When Agnes Lynch interviewed Abercrombie at her home for the Chicago Sun-Times, she watched cats race around the artist’s studio while the artist spoke about what Lynch described as Abercrombie’s “restrained palette”: “‘I think it is foolish to lay out all the colors on the palette indiscriminately,’ Miss Abercrombie said. ‘To me each color has a special meaning and until I “feel” a color in an artistic sense, I just don’t use it. Purple seems to be my new color, and I find it is getting into all my paintings.”’ Lynch introduces the artist’s nine-year-old daughter: “Dinah takes an active interest in her mother’s work, and it was she who helped to introduce a new color note in her mother’s paintings when she asked her sometime ago to ‘paint her a pink picture.’”
Abercrombie liked to tout her disinterest in technique as well as her lack of formal training. She never learned to properly use paints and other materials, and many of her paintings had to be painstakingly restored. As Don Baum observed, “She was no technician, believe me . . . She never really knew much about the craft of painting. It wasn’t about that. It was about making her strange images.” Abercrombie made the distinction between being a good painter and being a better artist, and it was the latter that she cared about. For her, making art was about emotion, perceptions, and ideas, not skill: “Something has to happen, and if nothing does, all the technique in the world won’t make it.”

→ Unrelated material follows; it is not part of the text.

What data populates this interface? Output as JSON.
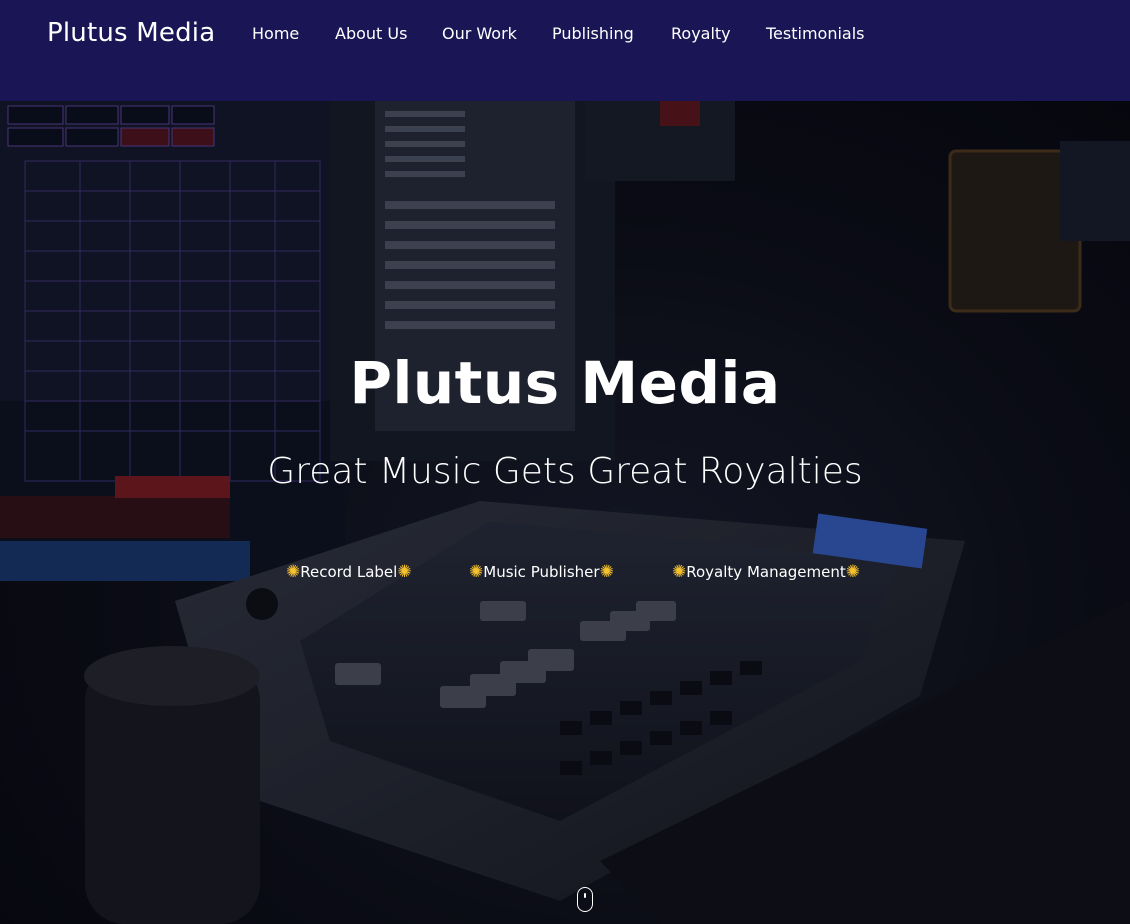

As stylized and iconic as most of the far-from-lifelike figures in her paintings are, Abercrombie was in fact a gifted and expressive portraitist. Among her earlier works are lush, looser, more painterly, colorful, natural, and multidimensional paintings of friends and family. She captured the nuance of her subjects’ temperaments, their living, breathing presence.
Abercrombie met writer Wendell Wilcox in 1934, when, as she wrote in her fragmented reminiscences, she was “recovering from a case of collapsed love.” The two became friends, and he later wrote, “It is a great pity that she did not do more portraits of other people. She is a very remarkable portrait painter. Some she painted out of love and some for friendship and a few on order for the sake of money. They are all remarkably revealing—too revealing to the people who contracted to buy them and to be salable. Some rejected them. But Abercrombie felt that portraiture was not truly a branch of art and she disliked practicing it.”
She was also, as others observed, just too darn self-involved to pay such concentrated attention to others. Even Abercrombie herself joked about her narcissism. She loved telling people, for example, about a postcard written by one friend, the artist Dudley Huppler, to another, the artist Karl Priebe: “Dear Karl, Took Gertrude to the Ballet last night. She didn’t like it. She wasn’t in it.” The primary reason Abercrombie lost interest in painting others was because she needed to paint herself to survive her increasingly daunting life.
From Identity Unknown: Rediscovering Seven American Women Artists. Used with permission of Bloomsbury. Copyright 2017 by Donna Seaman.